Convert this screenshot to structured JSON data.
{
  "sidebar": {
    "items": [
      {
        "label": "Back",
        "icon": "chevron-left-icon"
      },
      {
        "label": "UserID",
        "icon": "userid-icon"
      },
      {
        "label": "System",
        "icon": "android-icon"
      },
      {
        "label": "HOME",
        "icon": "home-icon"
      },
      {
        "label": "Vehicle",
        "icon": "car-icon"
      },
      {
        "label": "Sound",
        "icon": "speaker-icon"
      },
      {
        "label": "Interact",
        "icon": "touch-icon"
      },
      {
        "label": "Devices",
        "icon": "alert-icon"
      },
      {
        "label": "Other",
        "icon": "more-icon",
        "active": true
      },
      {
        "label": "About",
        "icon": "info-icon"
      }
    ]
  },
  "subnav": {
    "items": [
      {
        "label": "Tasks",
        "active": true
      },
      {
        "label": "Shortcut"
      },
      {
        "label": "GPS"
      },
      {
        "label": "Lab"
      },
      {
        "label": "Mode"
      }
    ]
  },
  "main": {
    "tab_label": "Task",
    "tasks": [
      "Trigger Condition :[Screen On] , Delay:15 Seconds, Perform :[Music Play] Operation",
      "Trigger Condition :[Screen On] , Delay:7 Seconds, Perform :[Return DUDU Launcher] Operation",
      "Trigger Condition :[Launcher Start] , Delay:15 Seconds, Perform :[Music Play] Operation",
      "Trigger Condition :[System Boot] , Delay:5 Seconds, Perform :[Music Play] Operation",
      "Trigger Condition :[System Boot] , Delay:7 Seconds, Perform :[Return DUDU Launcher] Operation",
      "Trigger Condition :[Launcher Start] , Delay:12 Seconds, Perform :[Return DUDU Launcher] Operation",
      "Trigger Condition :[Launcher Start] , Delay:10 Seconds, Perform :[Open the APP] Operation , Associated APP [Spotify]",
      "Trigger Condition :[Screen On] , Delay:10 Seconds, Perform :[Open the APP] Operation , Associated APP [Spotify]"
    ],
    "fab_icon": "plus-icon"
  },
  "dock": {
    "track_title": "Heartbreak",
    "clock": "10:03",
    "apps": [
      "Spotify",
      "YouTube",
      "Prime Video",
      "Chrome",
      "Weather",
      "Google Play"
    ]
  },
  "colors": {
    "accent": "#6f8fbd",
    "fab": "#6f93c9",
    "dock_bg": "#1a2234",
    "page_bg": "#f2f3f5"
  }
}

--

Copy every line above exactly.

Convert this screenshot to structured JSON data.
{
  "sidebar": {
    "items": [
      {
        "label": "Back",
        "icon": "chevron-left-icon"
      },
      {
        "label": "UserID",
        "icon": "userid-icon"
      },
      {
        "label": "System",
        "icon": "android-icon"
      },
      {
        "label": "HOME",
        "icon": "home-icon"
      },
      {
        "label": "Vehicle",
        "icon": "car-icon"
      },
      {
        "label": "Sound",
        "icon": "speaker-icon"
      },
      {
        "label": "Interact",
        "icon": "touch-icon"
      },
      {
        "label": "Devices",
        "icon": "alert-icon"
      },
      {
        "label": "Other",
        "icon": "more-icon",
        "active": true
      },
      {
        "label": "About",
        "icon": "info-icon"
      }
    ]
  },
  "subnav": {
    "items": [
      {
        "label": "Tasks",
        "active": true
      },
      {
        "label": "Shortcut"
      },
      {
        "label": "GPS"
      },
      {
        "label": "Lab"
      },
      {
        "label": "Mode"
      }
    ]
  },
  "main": {
    "tab_label": "Task",
    "tasks": [
      "Trigger Condition :[Screen On] , Delay:15 Seconds, Perform :[Music Play] Operation",
      "Trigger Condition :[Screen On] , Delay:7 Seconds, Perform :[Return DUDU Launcher] Operation",
      "Trigger Condition :[Launcher Start] , Delay:15 Seconds, Perform :[Music Play] Operation",
      "Trigger Condition :[System Boot] , Delay:5 Seconds, Perform :[Music Play] Operation",
      "Trigger Condition :[System Boot] , Delay:7 Seconds, Perform :[Return DUDU Launcher] Operation",
      "Trigger Condition :[Launcher Start] , Delay:12 Seconds, Perform :[Return DUDU Launcher] Operation",
      "Trigger Condition :[Launcher Start] , Delay:10 Seconds, Perform :[Open the APP] Operation , Associated APP [Spotify]",
      "Trigger Condition :[Screen On] , Delay:10 Seconds, Perform :[Open the APP] Operation , Associated APP [Spotify]"
    ],
    "fab_icon": "plus-icon"
  },
  "dock": {
    "track_title": "Heartbreak",
    "clock": "10:03",
    "apps": [
      "Spotify",
      "YouTube",
      "Prime Video",
      "Chrome",
      "Weather",
      "Google Play"
    ]
  },
  "colors": {
    "accent": "#6f8fbd",
    "fab": "#6f93c9",
    "dock_bg": "#1a2234",
    "page_bg": "#f2f3f5"
  }
}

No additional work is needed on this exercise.